All of the records below should be retyped exactly, with no pictures included.

Data for this task.
= = = = = = =

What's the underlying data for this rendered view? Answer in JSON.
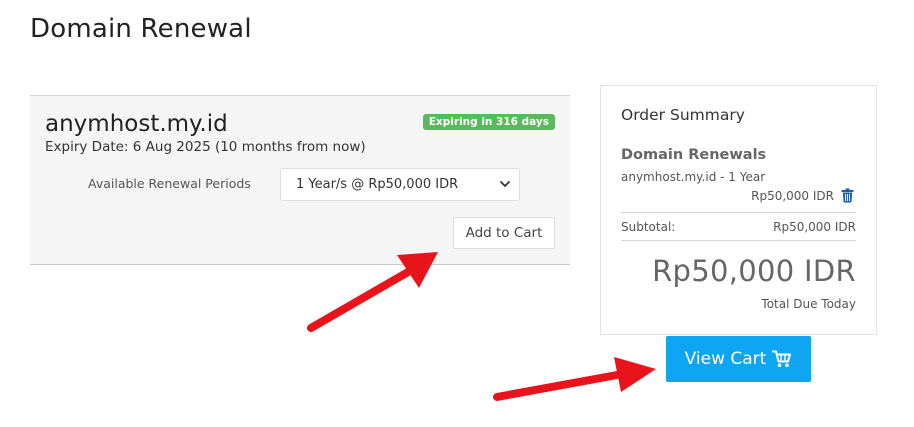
{
  "page": {
    "title": "Domain Renewal"
  },
  "renewal": {
    "domain": "anymhost.my.id",
    "expiry_text": "Expiry Date: 6 Aug 2025 (10 months from now)",
    "badge": "Expiring in 316 days",
    "period_label": "Available Renewal Periods",
    "period_selected": "1 Year/s @ Rp50,000 IDR",
    "add_to_cart_label": "Add to Cart"
  },
  "summary": {
    "title": "Order Summary",
    "section_title": "Domain Renewals",
    "item_desc": "anymhost.my.id - 1 Year",
    "item_price": "Rp50,000 IDR",
    "subtotal_label": "Subtotal:",
    "subtotal_value": "Rp50,000 IDR",
    "total_amount": "Rp50,000 IDR",
    "total_label": "Total Due Today"
  },
  "view_cart_label": "View Cart",
  "colors": {
    "badge_green": "#5cb85c",
    "primary_button": "#0ea5f3",
    "trash_icon": "#1f5fa8",
    "annotation_arrow": "#e8131b"
  },
  "icons": [
    "chevron-down-icon",
    "trash-icon",
    "cart-icon",
    "annotation-arrow"
  ]
}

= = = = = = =

Answer to the problem.
What's the underlying data for this rendered view? Answer in JSON.
{
  "page": {
    "title": "Domain Renewal"
  },
  "renewal": {
    "domain": "anymhost.my.id",
    "expiry_text": "Expiry Date: 6 Aug 2025 (10 months from now)",
    "badge": "Expiring in 316 days",
    "period_label": "Available Renewal Periods",
    "period_selected": "1 Year/s @ Rp50,000 IDR",
    "add_to_cart_label": "Add to Cart"
  },
  "summary": {
    "title": "Order Summary",
    "section_title": "Domain Renewals",
    "item_desc": "anymhost.my.id - 1 Year",
    "item_price": "Rp50,000 IDR",
    "subtotal_label": "Subtotal:",
    "subtotal_value": "Rp50,000 IDR",
    "total_amount": "Rp50,000 IDR",
    "total_label": "Total Due Today"
  },
  "view_cart_label": "View Cart",
  "colors": {
    "badge_green": "#5cb85c",
    "primary_button": "#0ea5f3",
    "trash_icon": "#1f5fa8",
    "annotation_arrow": "#e8131b"
  },
  "icons": [
    "chevron-down-icon",
    "trash-icon",
    "cart-icon",
    "annotation-arrow"
  ]
}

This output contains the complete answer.